Passover Seders During the Civil War
For American Jewry during the Civil War, the Passover story was especially powerful. However, creating a seder in a war zone requires flexibility and creativity.
(Image below: Weighing and Delivering of the Matzos or Unleavened Bread, from Frank Leslie’s Popular Monthly magazine, August 1877. Courtesy of American Jewish Historical Society.)
On the eve of the fifth day of Passover (April 14), 1865, Abraham Lincoln was shot, and he died of his wounds in the early morning of April 15th, which had already been scheduled as a national day of prayer to mark the end of the Civil War. Jews across the land were gathering in synagogues to give thanks. When news of Lincoln's death arrived, Korn notes, the synagogue altars were quickly draped in black and, instead of Passover melodies, the congregations chanted Yom Kippur hymns. Rabbis set aside their sermons and wept openly at their pulpits, as did their congregants. Lincoln had been protective of American Jewry, overturning General Grant's infamous General Order #11 expelling Jews from the Department of Tennessee and supporting legislation allowing Jewish chaplains to serve in the military. The Jewish Record drew the analogy between Lincoln not having lived to see the reconciliation of North and South and Moses dying on Mount Pisgah before he saw the Israelites enter the Promised Land.
It is easy to forget how difficult it can be for Jewish soldiers to serve their country while maintaining the traditions that beautify Judaism. Northern soldiers saw clear parallels between the Union freeing the South's slaves and Moses leading the ancient Hebrews out of Egypt. Nevertheless, for Jewish Union soldiers fighting between 1861 and 1865 to free others from slavery, the Passover parallels must have made each seder particularly sweet and meaningful.

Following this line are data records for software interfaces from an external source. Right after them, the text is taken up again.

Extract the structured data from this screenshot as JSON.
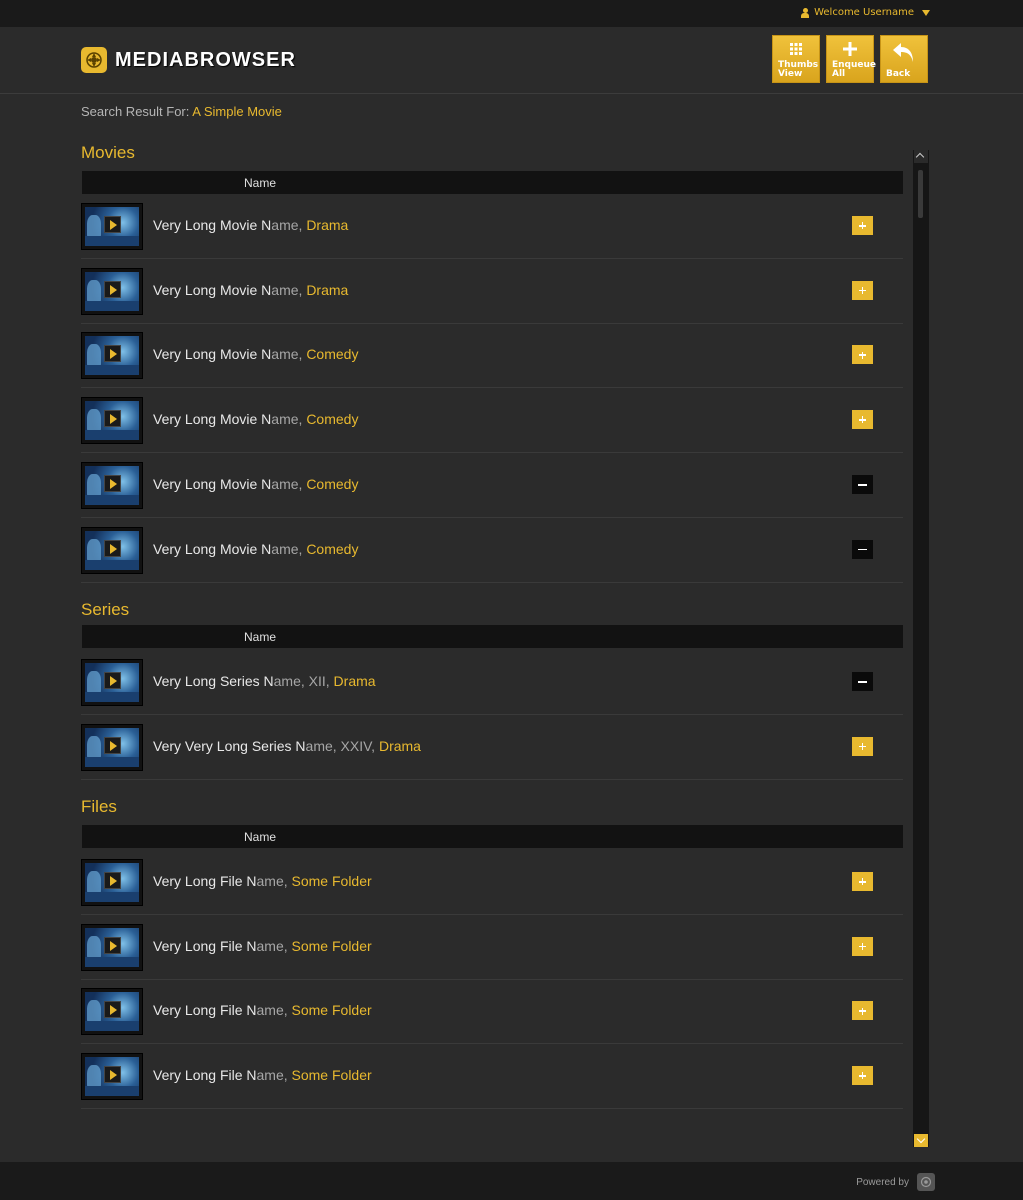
{
  "topbar": {
    "welcome": "Welcome Username"
  },
  "header": {
    "logo_text": "MEDIABROWSER",
    "buttons": [
      {
        "label_line1": "Thumbs",
        "label_line2": "View",
        "icon": "grid-icon"
      },
      {
        "label_line1": "Enqueue",
        "label_line2": "All",
        "icon": "plus-icon"
      },
      {
        "label_line1": "Back",
        "label_line2": "",
        "icon": "back-arrow-icon"
      }
    ]
  },
  "search": {
    "prefix": "Search Result For: ",
    "term": "A Simple Movie"
  },
  "column_header": "Name",
  "sections": {
    "movies": {
      "title": "Movies",
      "rows": [
        {
          "main": "Very Long Movie N",
          "fade": "ame, ",
          "genre": "Drama",
          "action": "add"
        },
        {
          "main": "Very Long Movie N",
          "fade": "ame, ",
          "genre": "Drama",
          "action": "add"
        },
        {
          "main": "Very Long Movie N",
          "fade": "ame, ",
          "genre": "Comedy",
          "action": "add"
        },
        {
          "main": "Very Long Movie N",
          "fade": "ame, ",
          "genre": "Comedy",
          "action": "add"
        },
        {
          "main": "Very Long Movie N",
          "fade": "ame, ",
          "genre": "Comedy",
          "action": "remove"
        },
        {
          "main": "Very Long Movie N",
          "fade": "ame, ",
          "genre": "Comedy",
          "action": "remove"
        }
      ]
    },
    "series": {
      "title": "Series",
      "rows": [
        {
          "main": "Very Long Series N",
          "fade": "ame, XII, ",
          "genre": "Drama",
          "action": "remove"
        },
        {
          "main": "Very Very Long Series N",
          "fade": "ame, XXIV, ",
          "genre": "Drama",
          "action": "add"
        }
      ]
    },
    "files": {
      "title": "Files",
      "rows": [
        {
          "main": "Very Long File N",
          "fade": "ame, ",
          "genre": "Some Folder",
          "action": "add"
        },
        {
          "main": "Very Long File N",
          "fade": "ame, ",
          "genre": "Some Folder",
          "action": "add"
        },
        {
          "main": "Very Long File N",
          "fade": "ame, ",
          "genre": "Some Folder",
          "action": "add"
        },
        {
          "main": "Very Long File N",
          "fade": "ame, ",
          "genre": "Some Folder",
          "action": "add"
        }
      ]
    }
  },
  "footer": {
    "powered_by": "Powered by"
  },
  "colors": {
    "accent": "#e8b92f",
    "background": "#2b2b2b",
    "bar": "#1a1a1a"
  }
}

Did you like this article? MyJewishLearning is a not-for-profit organization.